**Material provided:**
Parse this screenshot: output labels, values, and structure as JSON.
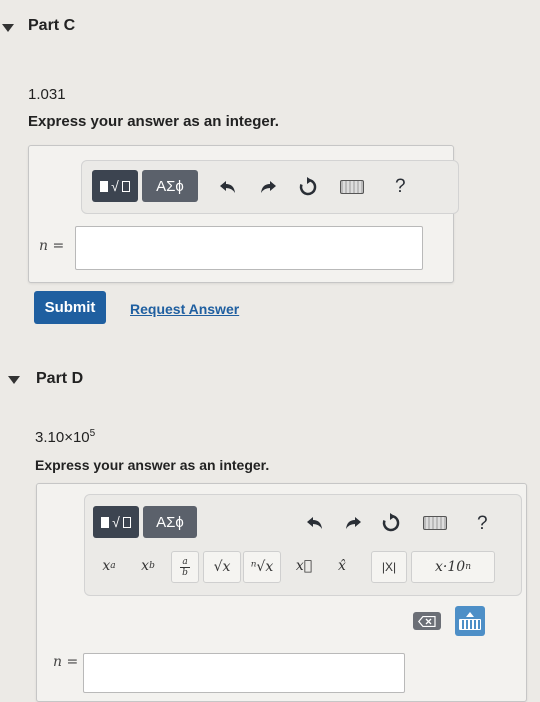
{
  "part_c": {
    "heading": "Part C",
    "value": "1.031",
    "instruction": "Express your answer as an integer.",
    "symbols_button": "ΑΣϕ",
    "variable_label": "n =",
    "answer_value": "",
    "submit_label": "Submit",
    "request_answer_label": "Request Answer",
    "help_label": "?"
  },
  "part_d": {
    "heading": "Part D",
    "value_mantissa": "3.10×10",
    "value_exponent": "5",
    "instruction": "Express your answer as an integer.",
    "symbols_button": "ΑΣϕ",
    "help_label": "?",
    "variable_label": "n =",
    "answer_value": "",
    "templates": [
      {
        "name": "superscript",
        "text": "x",
        "sup": "a"
      },
      {
        "name": "subscript",
        "text": "x",
        "sub": "b"
      },
      {
        "name": "fraction",
        "num": "a",
        "den": "b"
      },
      {
        "name": "square-root",
        "text": "√x"
      },
      {
        "name": "nth-root",
        "text": "ⁿ√x"
      },
      {
        "name": "vector",
        "text": "x⃗"
      },
      {
        "name": "unit-vector",
        "text": "x̂"
      },
      {
        "name": "absolute-value",
        "text": "|X|"
      },
      {
        "name": "scientific-notation",
        "text": "x·10",
        "sup": "n"
      }
    ]
  },
  "icons": [
    "undo-icon",
    "redo-icon",
    "reset-icon",
    "keyboard-icon",
    "delete-icon",
    "keyboard-toggle-icon"
  ]
}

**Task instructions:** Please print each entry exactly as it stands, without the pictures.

**Answer section:**
Parse this screenshot: output labels, values, and structure as JSON.
{
  "part_c": {
    "heading": "Part C",
    "value": "1.031",
    "instruction": "Express your answer as an integer.",
    "symbols_button": "ΑΣϕ",
    "variable_label": "n =",
    "answer_value": "",
    "submit_label": "Submit",
    "request_answer_label": "Request Answer",
    "help_label": "?"
  },
  "part_d": {
    "heading": "Part D",
    "value_mantissa": "3.10×10",
    "value_exponent": "5",
    "instruction": "Express your answer as an integer.",
    "symbols_button": "ΑΣϕ",
    "help_label": "?",
    "variable_label": "n =",
    "answer_value": "",
    "templates": [
      {
        "name": "superscript",
        "text": "x",
        "sup": "a"
      },
      {
        "name": "subscript",
        "text": "x",
        "sub": "b"
      },
      {
        "name": "fraction",
        "num": "a",
        "den": "b"
      },
      {
        "name": "square-root",
        "text": "√x"
      },
      {
        "name": "nth-root",
        "text": "ⁿ√x"
      },
      {
        "name": "vector",
        "text": "x⃗"
      },
      {
        "name": "unit-vector",
        "text": "x̂"
      },
      {
        "name": "absolute-value",
        "text": "|X|"
      },
      {
        "name": "scientific-notation",
        "text": "x·10",
        "sup": "n"
      }
    ]
  },
  "icons": [
    "undo-icon",
    "redo-icon",
    "reset-icon",
    "keyboard-icon",
    "delete-icon",
    "keyboard-toggle-icon"
  ]
}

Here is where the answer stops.